I recently read the article in the Daily American about the newly established organization attempting to raise money through donations to construct a building to house stray and otherwise neglected animals ("Animal rescue group seeks building to save more animals," Jan. 27). The call for donations was for $200,000, of which they had about $3,000. This is a lot of money to be found in a public that is already stressed with requests for donations, ever-rising taxes, never-rising household incomes, increasing cost of living expenses, rising medical costs in an aging population and all the other expenses that we all attempt to cover in our daily lives.
My first thought when I read this was, "Why are these individuals wanting to start another organization when we already have the Somerset County Humane Society?" This long-standing agency is in desperate need for donations to complete an already standing building; improve the current animal housing facility; pay for personnel as support staff, walkers and cleaners; and cover the expenses of a myriad of other projects that need done around such a facility. My second thought was, "Even if this new organization raises the $200,000 for the building, how are they going to continue to pay the annual operating, maintenance, animal care and other expenses associated with an animal rescue facility?" And if this organization is unable to pay these long-term costs, the $200,000 that the public so generously donated will have been wasted and now someone has a building on their property paid for by donated dollars.

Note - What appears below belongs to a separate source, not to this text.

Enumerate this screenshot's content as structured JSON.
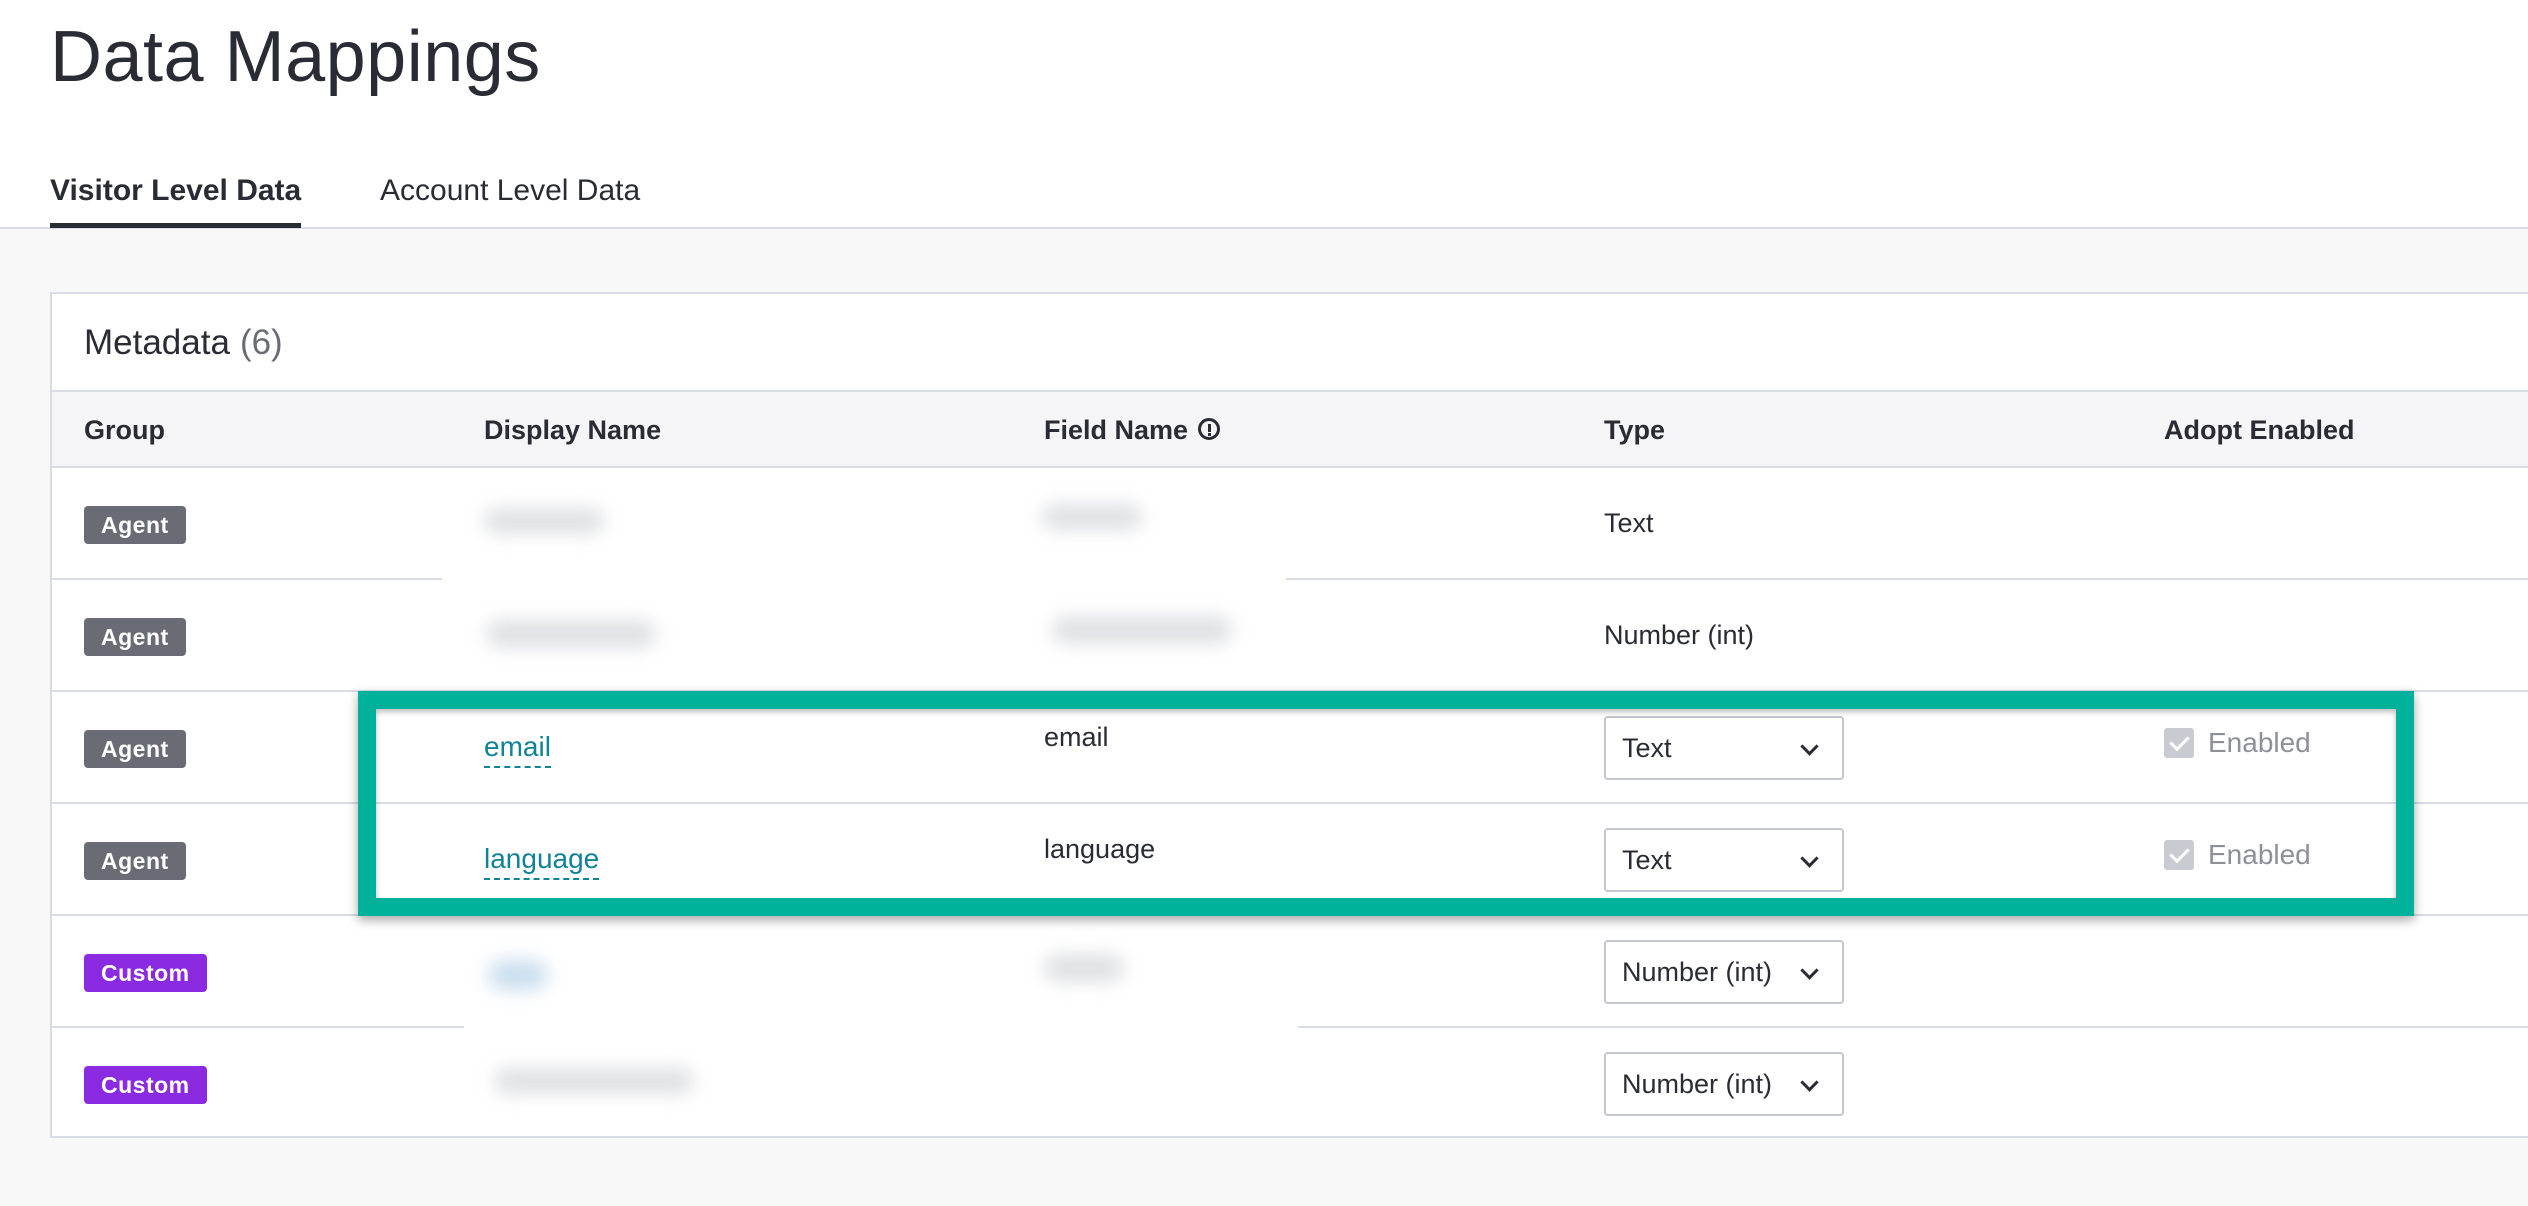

As with all levels of government (national, state and local), there seems to be the belief on the part of some individuals that the public is a never-ending source of income for them to meet their interests and goals. You may have noticed during the past few years the number of service organizations (fire, police, ambulance) that have considered or even committed to combining their services in order to reduce costs and increase support to all areas under their jurisdiction. I, too, am a person who has great empathy and desire to help our furry friends who so desperately need our support, but I believe we need to combine our efforts.
In addition to the Somerset County Humane Society and this new organization, I am aware of at least one other organization that does animal rescue in Somerset County and there may be others. I do not know the inner workings or thinking of any of these organizations. However, my suggestion to all of them is to please start talking and working together, reach compromise on your differences (don't be like our Congress), pool your resources into one organization and in the process relieve some of the pressure on the public's billfolds and its volunteers. Do you not recognize how much better life would be for all our neglected furry friends if there was one very nice facility to house and care for them, a place for the veterinarians visiting the facility to provide care to them, areas for personnel to groom and train them and a large pool of human resources to drawn on to attend to them? Yes, in this instance "it takes a village."
Lois A. Shuck